____ INFORMATION GIVEN

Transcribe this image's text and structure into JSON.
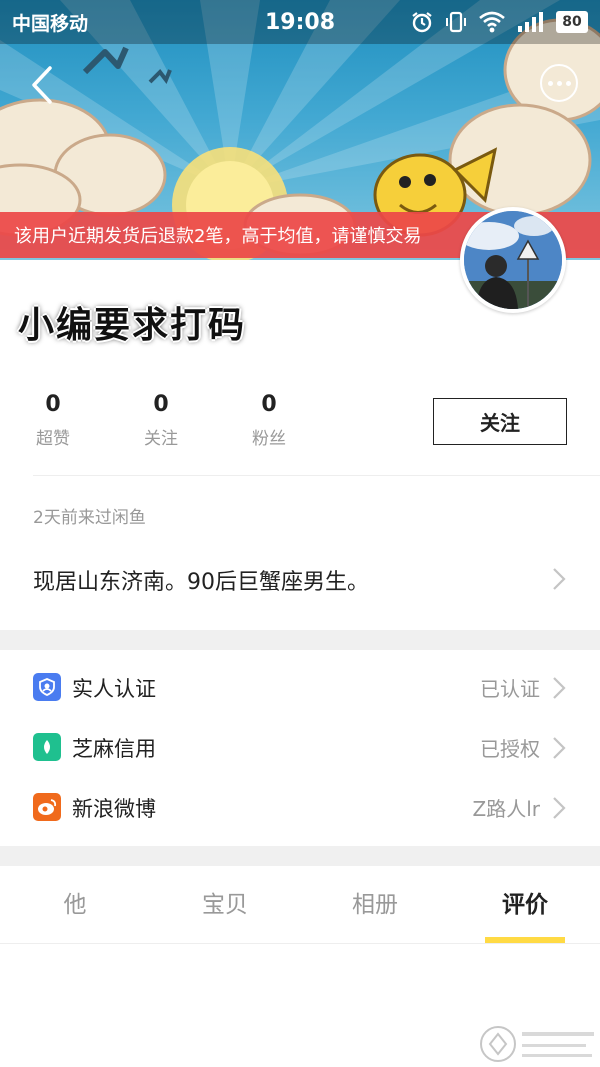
{
  "status_bar": {
    "carrier": "中国移动",
    "time": "19:08",
    "battery": "80"
  },
  "banner": {
    "warning": "该用户近期发货后退款2笔，高于均值，请谨慎交易"
  },
  "profile": {
    "username": "小编要求打码",
    "stats": [
      {
        "value": "0",
        "label": "超赞"
      },
      {
        "value": "0",
        "label": "关注"
      },
      {
        "value": "0",
        "label": "粉丝"
      }
    ],
    "follow_label": "关注",
    "last_seen": "2天前来过闲鱼",
    "bio": "现居山东济南。90后巨蟹座男生。"
  },
  "verifications": [
    {
      "label": "实人认证",
      "status": "已认证",
      "icon": "real-person-icon",
      "color": "#4a7cf0"
    },
    {
      "label": "芝麻信用",
      "status": "已授权",
      "icon": "sesame-credit-icon",
      "color": "#1fc08f"
    },
    {
      "label": "新浪微博",
      "status": "Z路人lr",
      "icon": "weibo-icon",
      "color": "#f06a1c"
    }
  ],
  "tabs": {
    "items": [
      "他",
      "宝贝",
      "相册",
      "评价"
    ],
    "active": "评价"
  },
  "colors": {
    "warning_bg": "#ec4848",
    "tab_accent": "#ffda44"
  }
}
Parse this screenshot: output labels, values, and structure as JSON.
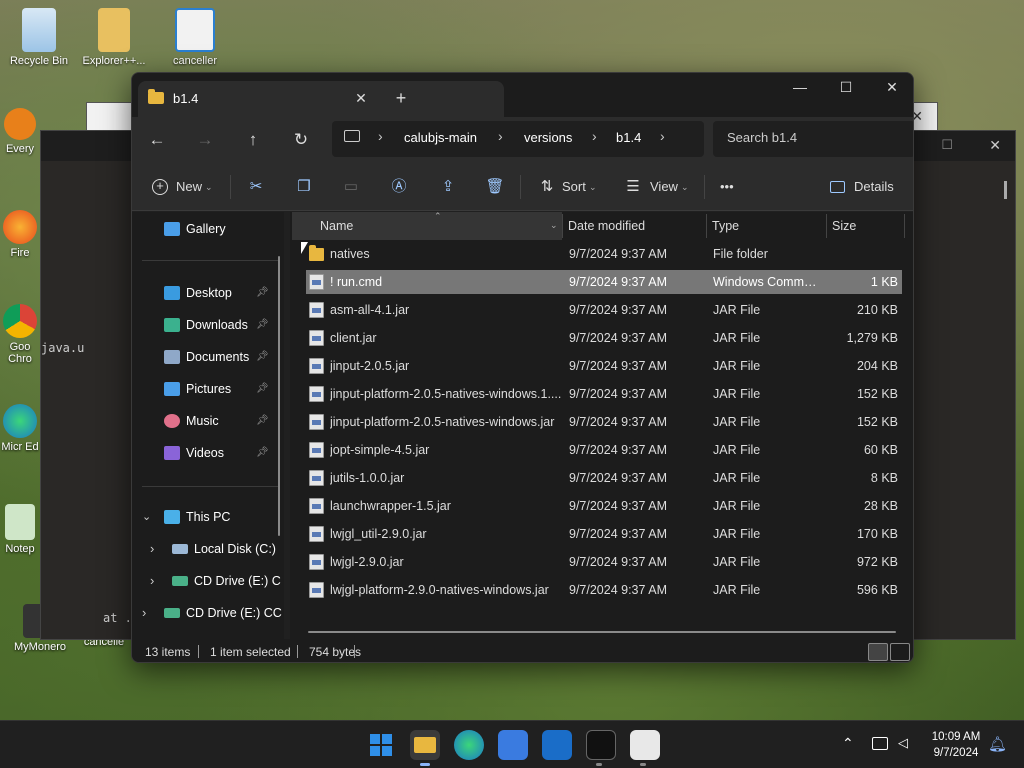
{
  "desktop": {
    "icons": [
      {
        "label": "Recycle Bin"
      },
      {
        "label": "Explorer++..."
      },
      {
        "label": "canceller"
      },
      {
        "label": "Every"
      },
      {
        "label": "Fire"
      },
      {
        "label": "Goo Chro"
      },
      {
        "label": "Micr Ed"
      },
      {
        "label": "Notep"
      },
      {
        "label": "MyMonero"
      },
      {
        "label": "cancelle"
      }
    ],
    "console_text_1": "java.u",
    "console_text_2": "at ."
  },
  "window": {
    "tab_title": "b1.4",
    "tab_close": "✕",
    "tab_add": "+",
    "minimize": "—",
    "maximize": "☐",
    "close": "✕"
  },
  "address": {
    "back": "←",
    "forward": "→",
    "up": "↑",
    "refresh": "↻",
    "breadcrumbs": [
      "calubjs-main",
      "versions",
      "b1.4"
    ],
    "search_placeholder": "Search b1.4"
  },
  "toolbar": {
    "new_label": "New",
    "sort_label": "Sort",
    "view_label": "View",
    "more_label": "•••",
    "details_label": "Details"
  },
  "nav": {
    "gallery": "Gallery",
    "quick_access": [
      {
        "label": "Desktop",
        "color": "#3a9be0"
      },
      {
        "label": "Downloads",
        "color": "#3bb18e"
      },
      {
        "label": "Documents",
        "color": "#8fa8c8"
      },
      {
        "label": "Pictures",
        "color": "#4a9ee8"
      },
      {
        "label": "Music",
        "color": "#e0708a"
      },
      {
        "label": "Videos",
        "color": "#8a64d8"
      }
    ],
    "this_pc": "This PC",
    "drives": [
      "Local Disk (C:)",
      "CD Drive (E:) C",
      "CD Drive (E:) CC"
    ]
  },
  "columns": {
    "name": "Name",
    "date": "Date modified",
    "type": "Type",
    "size": "Size"
  },
  "files": [
    {
      "name": "natives",
      "date": "9/7/2024 9:37 AM",
      "type": "File folder",
      "size": "",
      "folder": true
    },
    {
      "name": "! run.cmd",
      "date": "9/7/2024 9:37 AM",
      "type": "Windows Comma...",
      "size": "1 KB",
      "selected": true
    },
    {
      "name": "asm-all-4.1.jar",
      "date": "9/7/2024 9:37 AM",
      "type": "JAR File",
      "size": "210 KB"
    },
    {
      "name": "client.jar",
      "date": "9/7/2024 9:37 AM",
      "type": "JAR File",
      "size": "1,279 KB"
    },
    {
      "name": "jinput-2.0.5.jar",
      "date": "9/7/2024 9:37 AM",
      "type": "JAR File",
      "size": "204 KB"
    },
    {
      "name": "jinput-platform-2.0.5-natives-windows.1....",
      "date": "9/7/2024 9:37 AM",
      "type": "JAR File",
      "size": "152 KB"
    },
    {
      "name": "jinput-platform-2.0.5-natives-windows.jar",
      "date": "9/7/2024 9:37 AM",
      "type": "JAR File",
      "size": "152 KB"
    },
    {
      "name": "jopt-simple-4.5.jar",
      "date": "9/7/2024 9:37 AM",
      "type": "JAR File",
      "size": "60 KB"
    },
    {
      "name": "jutils-1.0.0.jar",
      "date": "9/7/2024 9:37 AM",
      "type": "JAR File",
      "size": "8 KB"
    },
    {
      "name": "launchwrapper-1.5.jar",
      "date": "9/7/2024 9:37 AM",
      "type": "JAR File",
      "size": "28 KB"
    },
    {
      "name": "lwjgl_util-2.9.0.jar",
      "date": "9/7/2024 9:37 AM",
      "type": "JAR File",
      "size": "170 KB"
    },
    {
      "name": "lwjgl-2.9.0.jar",
      "date": "9/7/2024 9:37 AM",
      "type": "JAR File",
      "size": "972 KB"
    },
    {
      "name": "lwjgl-platform-2.9.0-natives-windows.jar",
      "date": "9/7/2024 9:37 AM",
      "type": "JAR File",
      "size": "596 KB"
    }
  ],
  "status": {
    "count": "13 items",
    "selected": "1 item selected",
    "bytes": "754 bytes"
  },
  "taskbar": {
    "time": "10:09 AM",
    "date": "9/7/2024",
    "apps": [
      {
        "name": "start",
        "color": "#2f8fe8"
      },
      {
        "name": "file-explorer",
        "color": "#e8b73f"
      },
      {
        "name": "edge",
        "color": "#1fa0d8"
      },
      {
        "name": "store",
        "color": "#3a7be0"
      },
      {
        "name": "outlook",
        "color": "#1a6dc8"
      },
      {
        "name": "terminal",
        "color": "#3a3a3a"
      },
      {
        "name": "java",
        "color": "#e8e8e8"
      }
    ]
  }
}
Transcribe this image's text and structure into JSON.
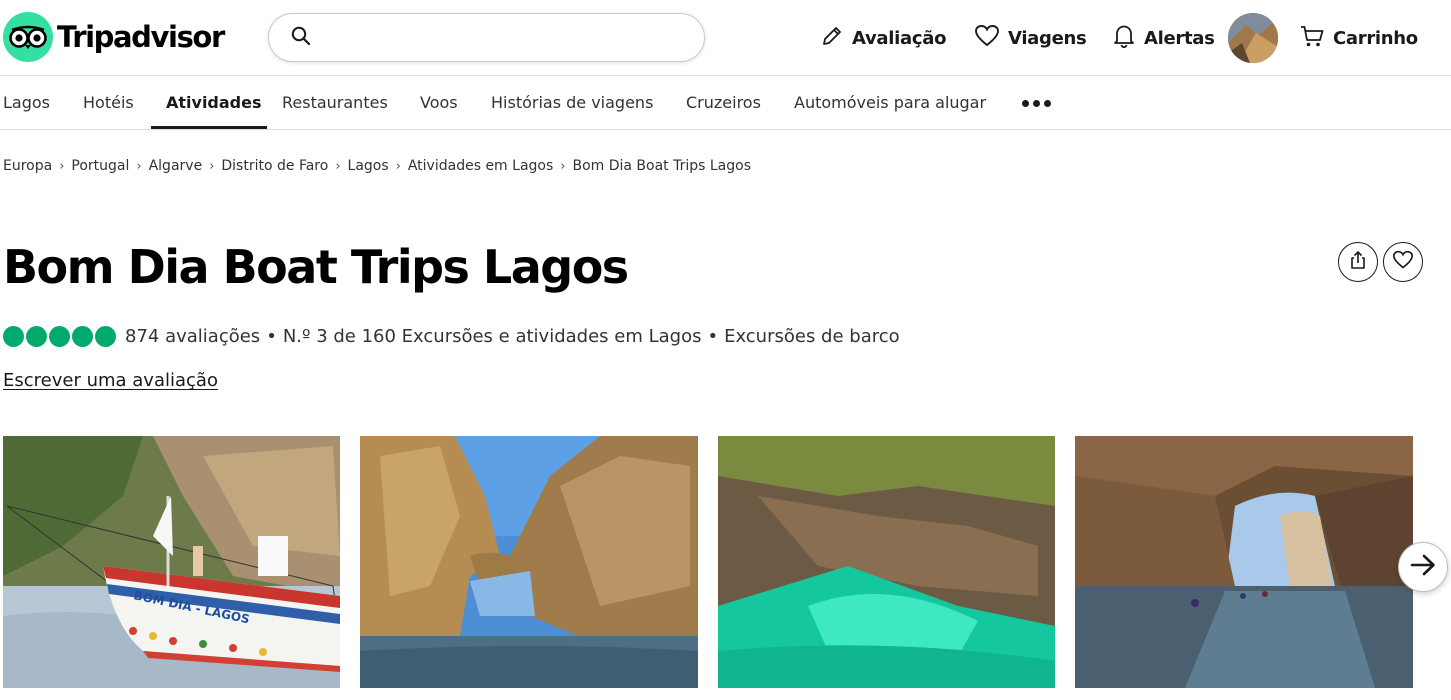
{
  "header": {
    "brand": "Tripadvisor",
    "search": {
      "value": "",
      "placeholder": ""
    },
    "nav": {
      "review": "Avaliação",
      "trips": "Viagens",
      "alerts": "Alertas",
      "cart": "Carrinho"
    },
    "brand_color": "#34e0a1"
  },
  "subnav": {
    "items": [
      "Lagos",
      "Hotéis",
      "Atividades",
      "Restaurantes",
      "Voos",
      "Histórias de viagens",
      "Cruzeiros",
      "Automóveis para alugar"
    ],
    "active": "Atividades"
  },
  "breadcrumb": [
    "Europa",
    "Portugal",
    "Algarve",
    "Distrito de Faro",
    "Lagos",
    "Atividades em Lagos",
    "Bom Dia Boat Trips Lagos"
  ],
  "listing": {
    "title": "Bom Dia Boat Trips Lagos",
    "rating_bubbles": 5,
    "rating_color": "#00aa6c",
    "reviews": "874 avaliações",
    "ranking": "N.º 3 de 160 Excursões e atividades em Lagos",
    "category": "Excursões de barco",
    "write_review": "Escrever uma avaliação"
  },
  "photos": [
    {
      "subject": "sailboat-bom-dia-lagos",
      "boat_lettering": "BOM DIA - LAGOS"
    },
    {
      "subject": "rock-arch-coast"
    },
    {
      "subject": "turquoise-sea-cave"
    },
    {
      "subject": "cave-arch-kayakers"
    }
  ]
}
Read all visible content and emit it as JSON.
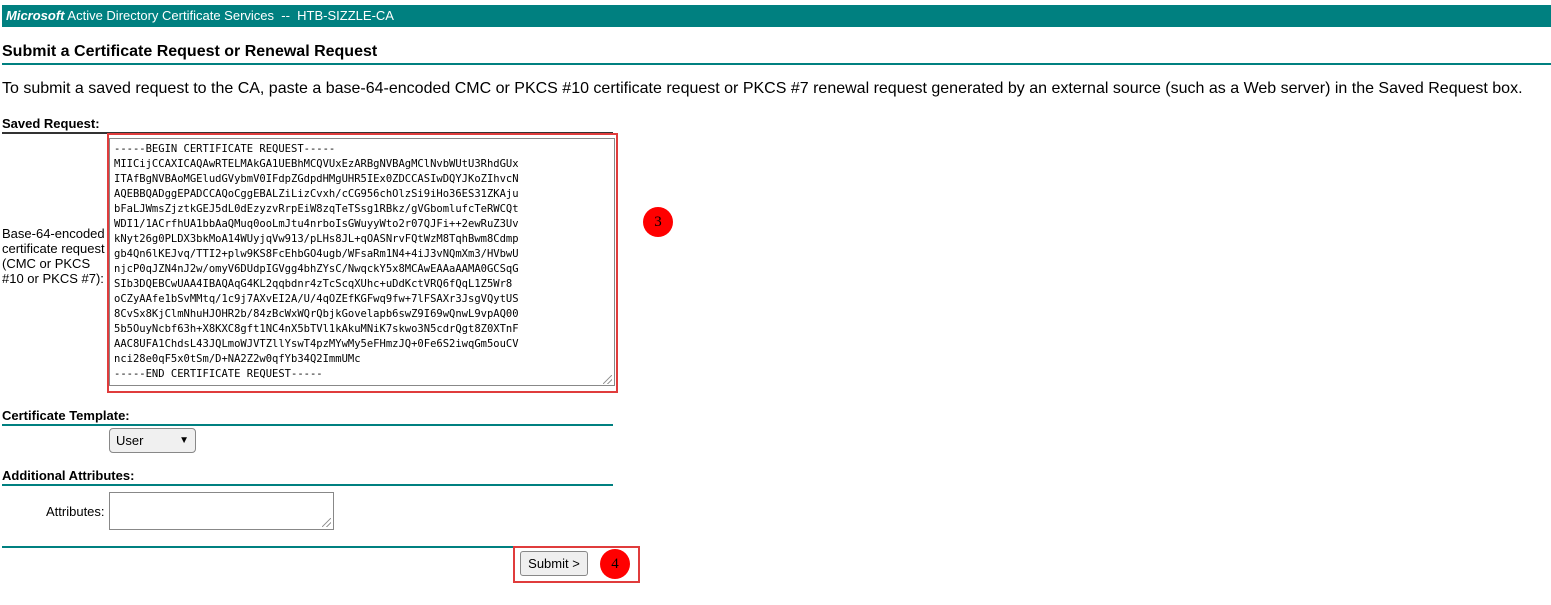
{
  "header": {
    "brand": "Microsoft",
    "title": "Active Directory Certificate Services",
    "separator": "--",
    "ca_name": "HTB-SIZZLE-CA",
    "bg_color": "#008080"
  },
  "page_title": "Submit a Certificate Request or Renewal Request",
  "intro": "To submit a saved request to the CA, paste a base-64-encoded CMC or PKCS #10 certificate request or PKCS #7 renewal request generated by an external source (such as a Web server) in the Saved Request box.",
  "saved_request": {
    "section_label": "Saved Request:",
    "field_label": "Base-64-encoded certificate request (CMC or PKCS #10 or PKCS #7):",
    "value": "-----BEGIN CERTIFICATE REQUEST-----\nMIICijCCAXICAQAwRTELMAkGA1UEBhMCQVUxEzARBgNVBAgMClNvbWUtU3RhdGUx\nITAfBgNVBAoMGEludGVybmV0IFdpZGdpdHMgUHR5IEx0ZDCCASIwDQYJKoZIhvcN\nAQEBBQADggEPADCCAQoCggEBALZiLizCvxh/cCG956chOlzSi9iHo36ES31ZKAju\nbFaLJWmsZjztkGEJ5dL0dEzyzvRrpEiW8zqTeTSsg1RBkz/gVGbomlufcTeRWCQt\nWDI1/1ACrfhUA1bbAaQMuq0ooLmJtu4nrboIsGWuyyWto2r07QJFi++2ewRuZ3Uv\nkNyt26g0PLDX3bkMoA14WUyjqVw913/pLHs8JL+qOASNrvFQtWzM8TqhBwm8Cdmp\ngb4Qn6lKEJvq/TTI2+plw9KS8FcEhbGO4ugb/WFsaRm1N4+4iJ3vNQmXm3/HVbwU\nnjcP0qJZN4nJ2w/omyV6DUdpIGVgg4bhZYsC/NwqckY5x8MCAwEAAaAAMA0GCSqG\nSIb3DQEBCwUAA4IBAQAqG4KL2qqbdnr4zTcScqXUhc+uDdKctVRQ6fQqL1Z5Wr8\noCZyAAfe1bSvMMtq/1c9j7AXvEI2A/U/4qOZEfKGFwq9fw+7lFSAXr3JsgVQytUS\n8CvSx8KjClmNhuHJOHR2b/84zBcWxWQrQbjkGovelapb6swZ9I69wQnwL9vpAQ00\n5b5OuyNcbf63h+X8KXC8gft1NC4nX5bTVl1kAkuMNiK7skwo3N5cdrQgt8Z0XTnF\nAAC8UFA1ChdsL43JQLmoWJVTZllYswT4pzMYwMy5eFHmzJQ+0Fe6S2iwqGm5ouCV\nnci28e0qF5x0tSm/D+NA2Z2w0qfYb34Q2ImmUMc\n-----END CERTIFICATE REQUEST-----"
  },
  "template": {
    "section_label": "Certificate Template:",
    "selected": "User"
  },
  "attributes": {
    "section_label": "Additional Attributes:",
    "field_label": "Attributes:",
    "value": ""
  },
  "submit_label": "Submit >",
  "annotations": {
    "step3": "3",
    "step4": "4",
    "marker_color": "#ff0000",
    "box_color": "#e03c3c"
  }
}
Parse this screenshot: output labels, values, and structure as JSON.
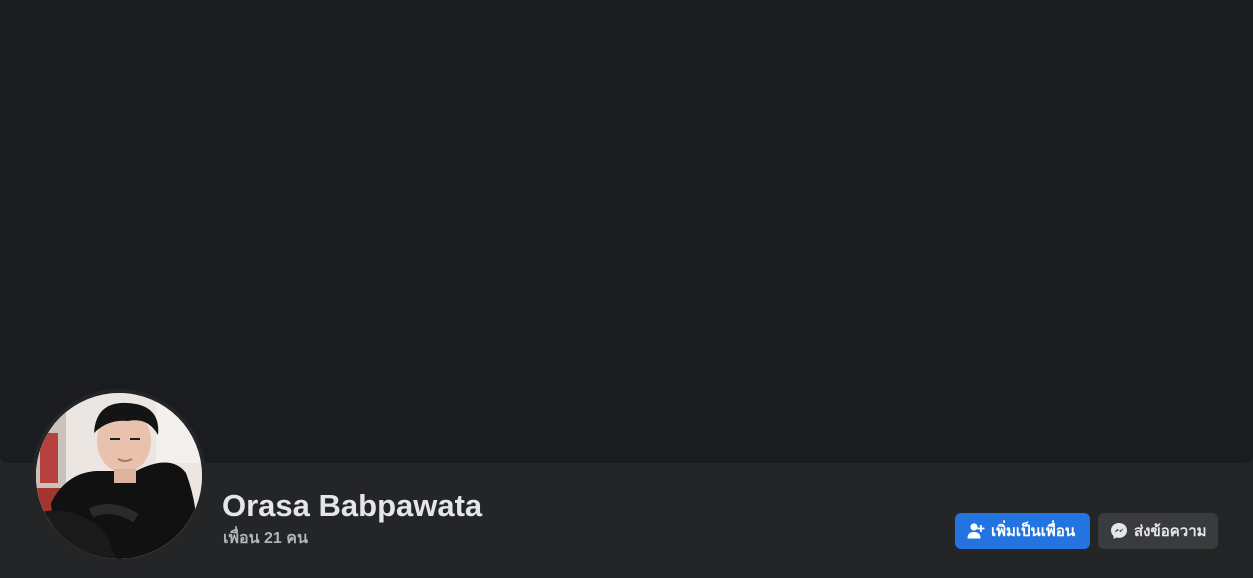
{
  "profile": {
    "name": "Orasa Babpawata",
    "friends_count": "เพื่อน 21 คน"
  },
  "actions": {
    "add_friend_label": "เพิ่มเป็นเพื่อน",
    "message_label": "ส่งข้อความ"
  },
  "icons": {
    "add_friend": "person-plus-icon",
    "message": "messenger-icon"
  },
  "colors": {
    "page_background": "#242526",
    "cover_background": "#1b1c1f",
    "primary_button": "#2374e1",
    "secondary_button": "#3a3b3c",
    "primary_text": "#e4e6eb",
    "secondary_text": "#b0b3b8"
  }
}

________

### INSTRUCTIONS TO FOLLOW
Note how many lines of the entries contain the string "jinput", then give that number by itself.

### TASK RESPONSE
3